Editorial Cartoon by Graeme MacKay, The Hamilton Spectator – Friday February 28, 2020
If the coronavirus hits America, who’s responsible for protecting Americans?
The outbreak of the coronavirus — and Covid-19, the disease it causes — in mainland China has provoked a response the likes of which the world has never seen. Hundreds of millions of people in the country have had their travel restricted; many have not even been allowed to leave their homes. All of this is aided by the vast Chinese surveillance state.
Meanwhile, though the number of new cases in China dropped to 406 on Wednesday, bringing the total to 78,000, China is ramping up capacity to treat tens of thousands of sick people, with new hospitals going up nearly overnight. Many people still haven’t returned to work, though some of the restrictions are being eased.
Draconian restrictions on movement and the intensive tracking of people potentially exposed to the virus are just some of the ways China — a centralized, authoritarian state — has responded to its outbreak.
What would have happened if the outbreak had started in the US — or if it comes here next?
The number of confirmed cases in the US is small: just 14, and 12 are related to travel. An additional 45 people who were sickened with Covid-19 abroad have returned to the US for treatment. On Tuesday, the Centers for Disease Control and Prevention shifted its message on the likelihood of the coronavirus spreading in the United States. “Ultimately, we expect we will see community spread in this country,” Nancy Messonnier, director of the CDC’s National Center for Immunization and Respiratory Diseases, told reporters in a press call. She said it’s a matter of “when,” not “if,” and that “disruption to everyday life might be severe.”
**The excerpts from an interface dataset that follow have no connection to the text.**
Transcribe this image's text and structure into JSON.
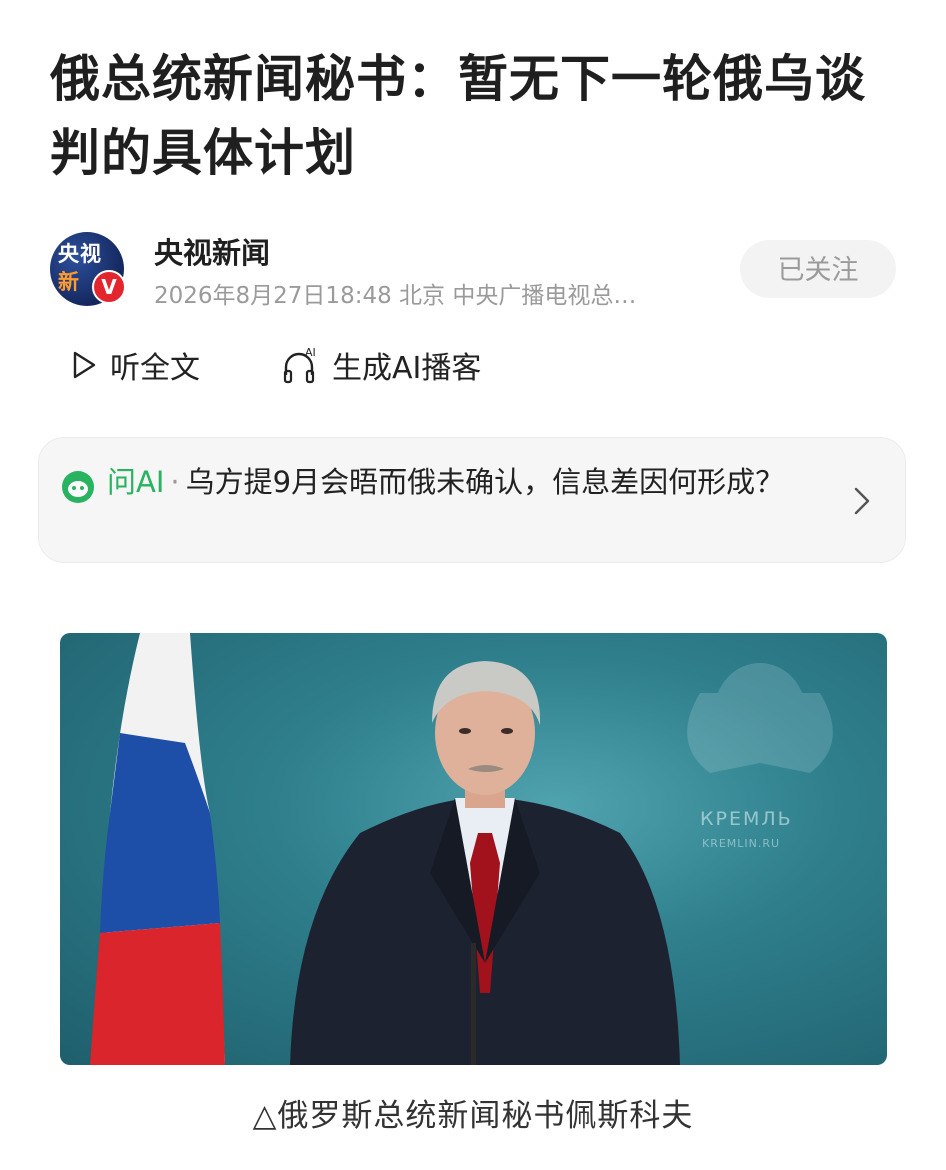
{
  "article": {
    "title": "俄总统新闻秘书：暂无下一轮俄乌谈判的具体计划"
  },
  "author": {
    "avatar_text_top": "央视",
    "avatar_text_bottom": "新",
    "verified_mark": "V",
    "name": "央视新闻",
    "meta": "2026年8月27日18:48 北京 中央广播电视总…",
    "follow_label": "已关注"
  },
  "actions": {
    "listen_label": "听全文",
    "podcast_label": "生成AI播客",
    "podcast_badge": "AI"
  },
  "ask_ai": {
    "label": "问AI",
    "separator": "·",
    "question": "乌方提9月会晤而俄未确认，信息差因何形成？"
  },
  "photo": {
    "backdrop_text_line1": "КРЕМЛЬ",
    "backdrop_text_line2": "KREMLIN.RU",
    "caption": "△俄罗斯总统新闻秘书佩斯科夫"
  },
  "colors": {
    "ai_green": "#27b35f",
    "verified_red": "#e3262d",
    "follow_bg": "#f3f3f3"
  }
}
There’s still a lot we don’t about the virus. It’s a novel, fast-spreading disease to which people have no known immunity. So far, no vaccines or drugs to treat it exist, though both are being developed. That said, many of the cases of Covid-19 are mild, as Vox’s Julia Belluz reports. The fatality rate — which remains an early estimate that could change — is hovering around 2 percent. A virus of these parameters could spread very quickly.
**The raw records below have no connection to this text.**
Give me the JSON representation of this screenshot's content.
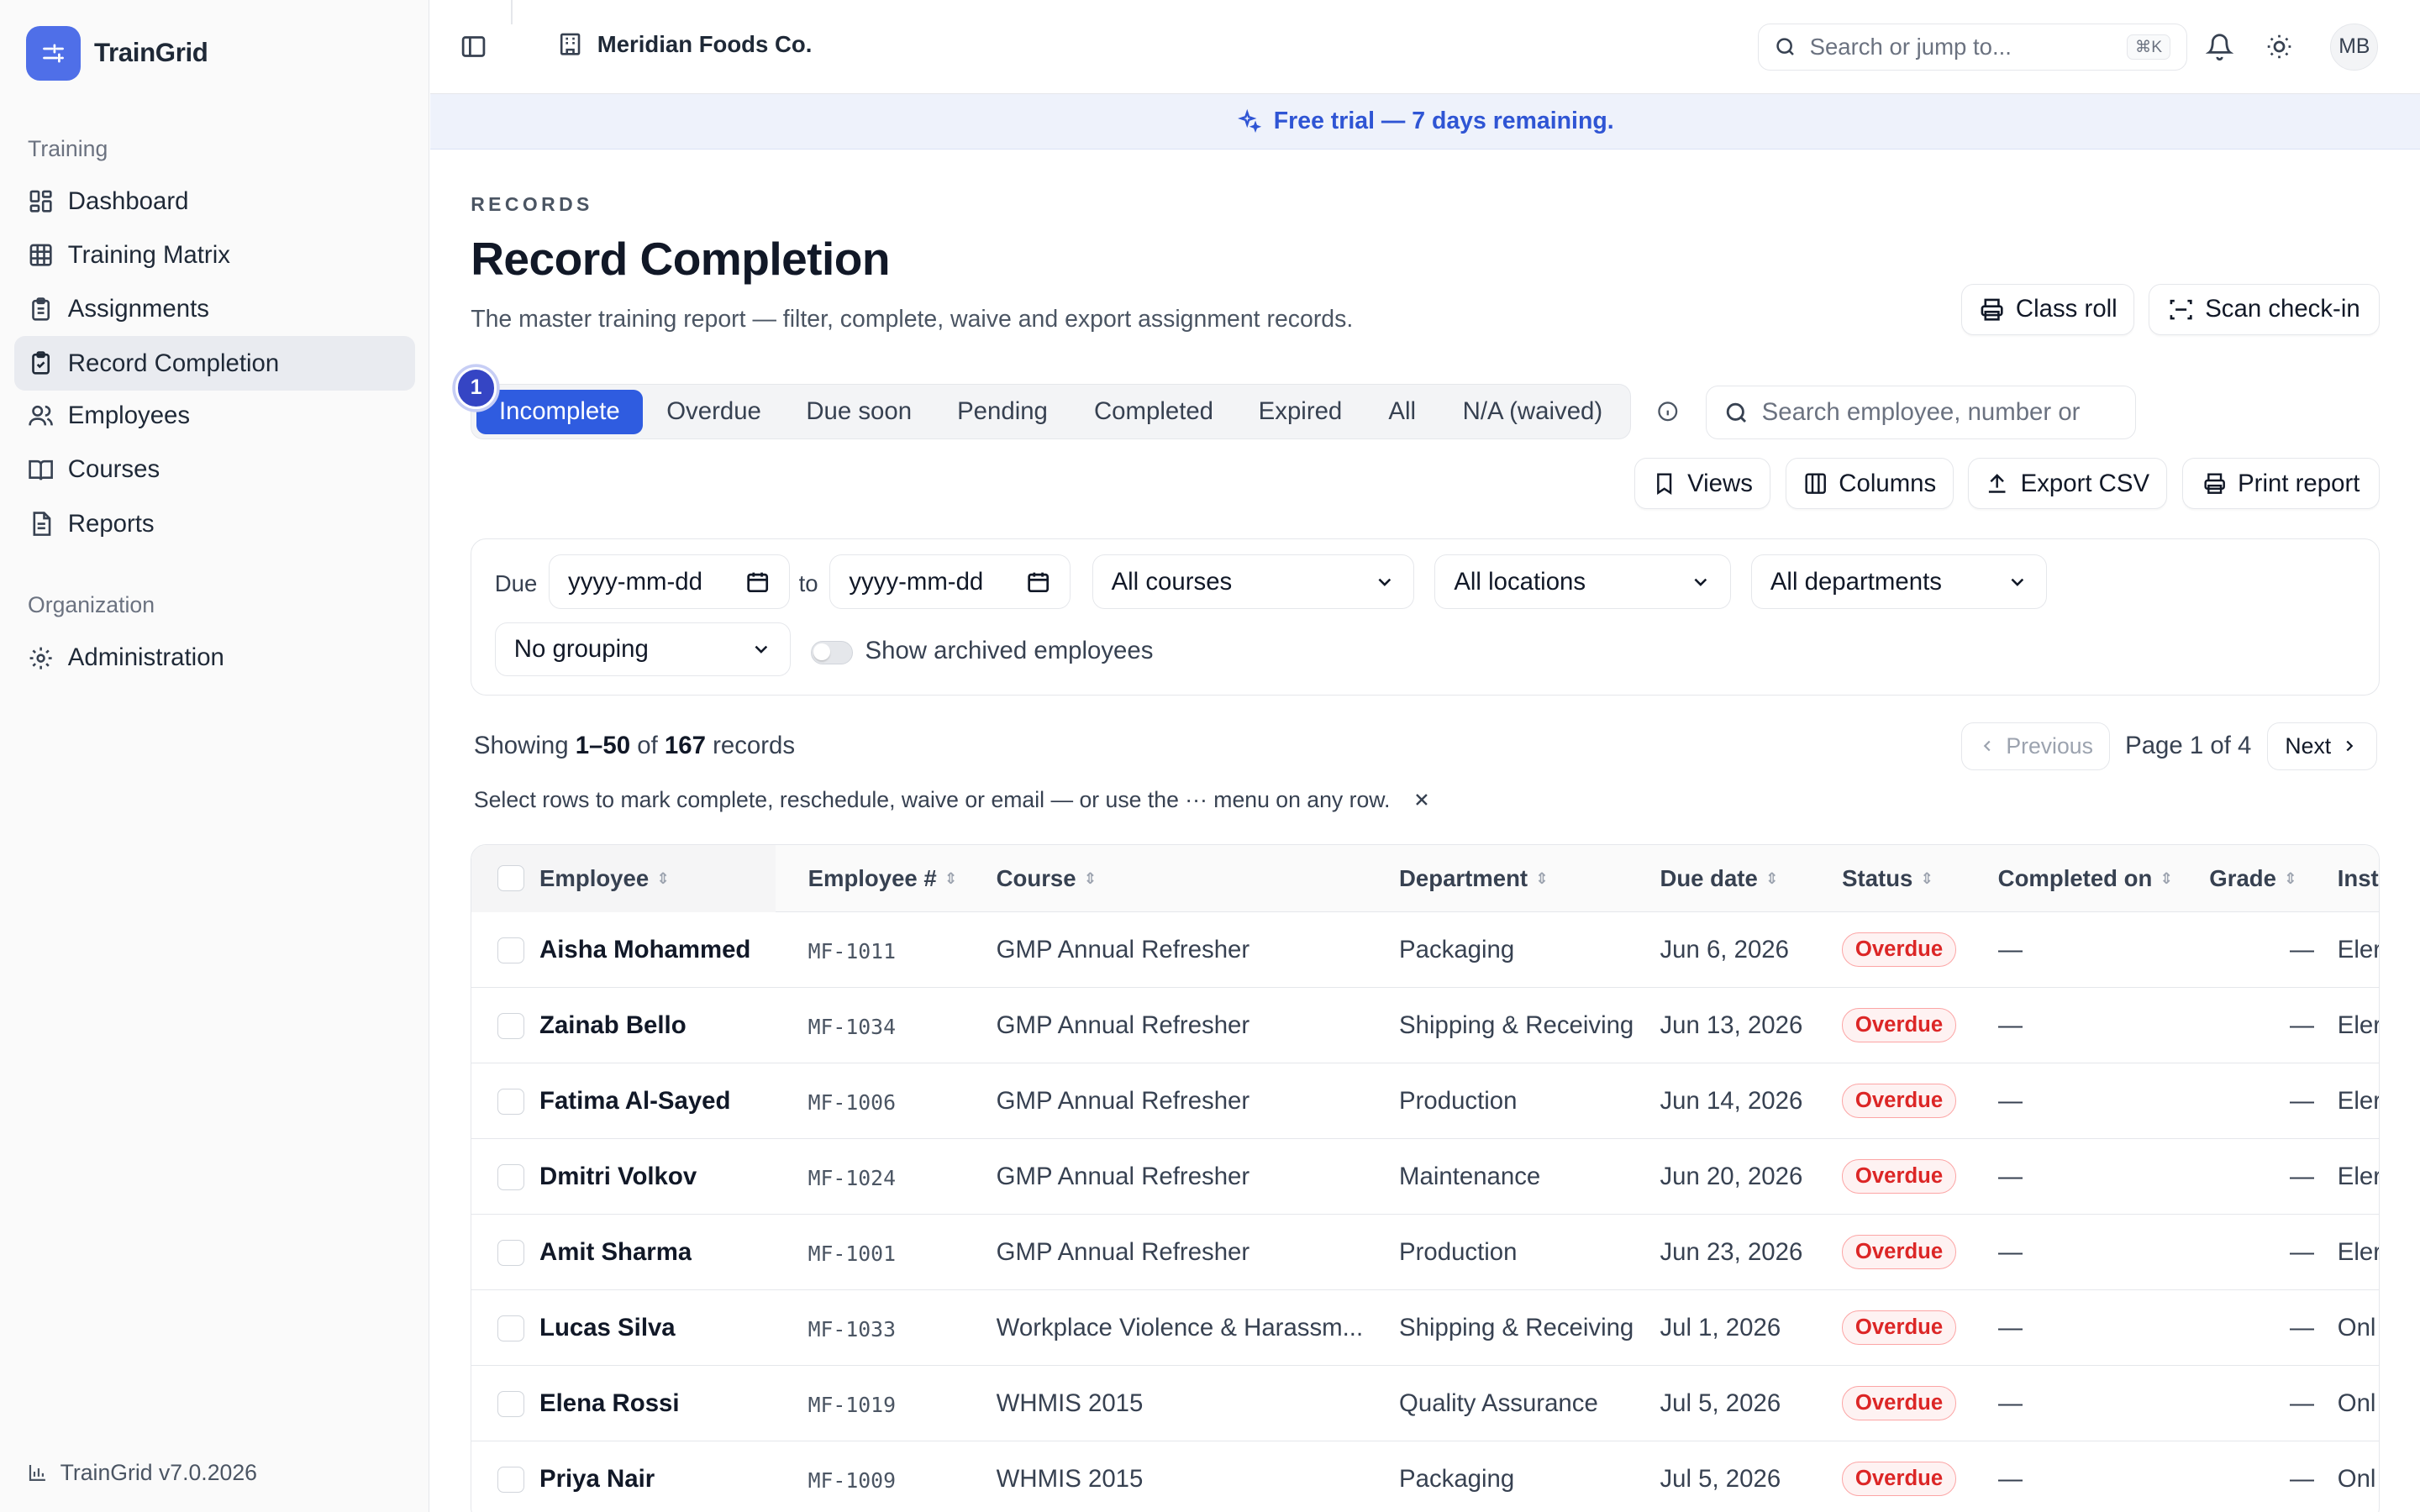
{
  "app": {
    "name": "TrainGrid",
    "version": "TrainGrid v7.0.2026"
  },
  "sidebar": {
    "groups": [
      {
        "label": "Training"
      },
      {
        "label": "Organization"
      }
    ],
    "items": [
      {
        "label": "Dashboard",
        "icon": "dashboard-icon"
      },
      {
        "label": "Training Matrix",
        "icon": "grid-icon"
      },
      {
        "label": "Assignments",
        "icon": "clipboard-icon"
      },
      {
        "label": "Record Completion",
        "icon": "clipboard-check-icon",
        "active": true
      },
      {
        "label": "Employees",
        "icon": "users-icon"
      },
      {
        "label": "Courses",
        "icon": "book-icon"
      },
      {
        "label": "Reports",
        "icon": "file-icon"
      },
      {
        "label": "Administration",
        "icon": "gear-icon"
      }
    ]
  },
  "topbar": {
    "org": "Meridian Foods Co.",
    "search_placeholder": "Search or jump to...",
    "shortcut": "⌘K",
    "avatar": "MB"
  },
  "banner": {
    "text": "Free trial — 7 days remaining."
  },
  "page": {
    "eyebrow": "RECORDS",
    "title": "Record Completion",
    "subtitle": "The master training report — filter, complete, waive and export assignment records."
  },
  "actions": {
    "class_roll": "Class roll",
    "scan_checkin": "Scan check-in",
    "views": "Views",
    "columns": "Columns",
    "export_csv": "Export CSV",
    "print_report": "Print report"
  },
  "tabs": {
    "step": "1",
    "items": [
      "Incomplete",
      "Overdue",
      "Due soon",
      "Pending",
      "Completed",
      "Expired",
      "All",
      "N/A (waived)"
    ]
  },
  "search": {
    "placeholder": "Search employee, number or"
  },
  "filters": {
    "due_label": "Due",
    "date_placeholder": "yyyy-mm-dd",
    "to_label": "to",
    "courses": "All courses",
    "locations": "All locations",
    "departments": "All departments",
    "grouping": "No grouping",
    "archived_label": "Show archived employees",
    "archived_on": false
  },
  "results": {
    "prefix": "Showing",
    "range": "1–50",
    "of": "of",
    "total": "167",
    "suffix": "records"
  },
  "pager": {
    "previous": "Previous",
    "label": "Page 1 of 4",
    "next": "Next"
  },
  "hint": "Select rows to mark complete, reschedule, waive or email — or use the ··· menu on any row.",
  "table": {
    "columns": [
      "Employee",
      "Employee #",
      "Course",
      "Department",
      "Due date",
      "Status",
      "Completed on",
      "Grade",
      "Inst"
    ],
    "rows": [
      {
        "name": "Aisha Mohammed",
        "num": "MF-1011",
        "course": "GMP Annual Refresher",
        "dept": "Packaging",
        "due": "Jun 6, 2026",
        "status": "Overdue",
        "completed": "—",
        "grade": "—",
        "inst": "Eler"
      },
      {
        "name": "Zainab Bello",
        "num": "MF-1034",
        "course": "GMP Annual Refresher",
        "dept": "Shipping & Receiving",
        "due": "Jun 13, 2026",
        "status": "Overdue",
        "completed": "—",
        "grade": "—",
        "inst": "Eler"
      },
      {
        "name": "Fatima Al-Sayed",
        "num": "MF-1006",
        "course": "GMP Annual Refresher",
        "dept": "Production",
        "due": "Jun 14, 2026",
        "status": "Overdue",
        "completed": "—",
        "grade": "—",
        "inst": "Eler"
      },
      {
        "name": "Dmitri Volkov",
        "num": "MF-1024",
        "course": "GMP Annual Refresher",
        "dept": "Maintenance",
        "due": "Jun 20, 2026",
        "status": "Overdue",
        "completed": "—",
        "grade": "—",
        "inst": "Eler"
      },
      {
        "name": "Amit Sharma",
        "num": "MF-1001",
        "course": "GMP Annual Refresher",
        "dept": "Production",
        "due": "Jun 23, 2026",
        "status": "Overdue",
        "completed": "—",
        "grade": "—",
        "inst": "Eler"
      },
      {
        "name": "Lucas Silva",
        "num": "MF-1033",
        "course": "Workplace Violence & Harassm...",
        "dept": "Shipping & Receiving",
        "due": "Jul 1, 2026",
        "status": "Overdue",
        "completed": "—",
        "grade": "—",
        "inst": "Onl"
      },
      {
        "name": "Elena Rossi",
        "num": "MF-1019",
        "course": "WHMIS 2015",
        "dept": "Quality Assurance",
        "due": "Jul 5, 2026",
        "status": "Overdue",
        "completed": "—",
        "grade": "—",
        "inst": "Onl"
      },
      {
        "name": "Priya Nair",
        "num": "MF-1009",
        "course": "WHMIS 2015",
        "dept": "Packaging",
        "due": "Jul 5, 2026",
        "status": "Overdue",
        "completed": "—",
        "grade": "—",
        "inst": "Onl"
      }
    ]
  },
  "colors": {
    "accent": "#2f5ce0",
    "brand": "#4f6fe8",
    "overdue": "#dc2626"
  }
}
While there’s much we don’t know about how this could play out with regard to how many people will get sick and how sick they’ll get, what we do know is the United States has dealt with outbreaks — polio, tuberculosis, and H1N1 flu, for starters — before, and many health officials have been anticipating a new one. There are lots of professionals at the federal and local levels who stand ready to try to stymie the spread of coronavirus in the United States.
That’s not to say our system is perfect, or even necessarily prepared for this incoming novel virus. But it’s worth thinking through what responses are possible in the United States and how they might become politicized. There are a few really important things to know.
The biggest one: Public health is a power that’s largely left up to the states, which introduces flexibility into our system. But it also introduces inconsistencies, local politics, and laws, with varying protections for civil liberties. The biggest question remains: Can our health care infrastructure handle an influx of thousands of new patients? (Continued: Vox)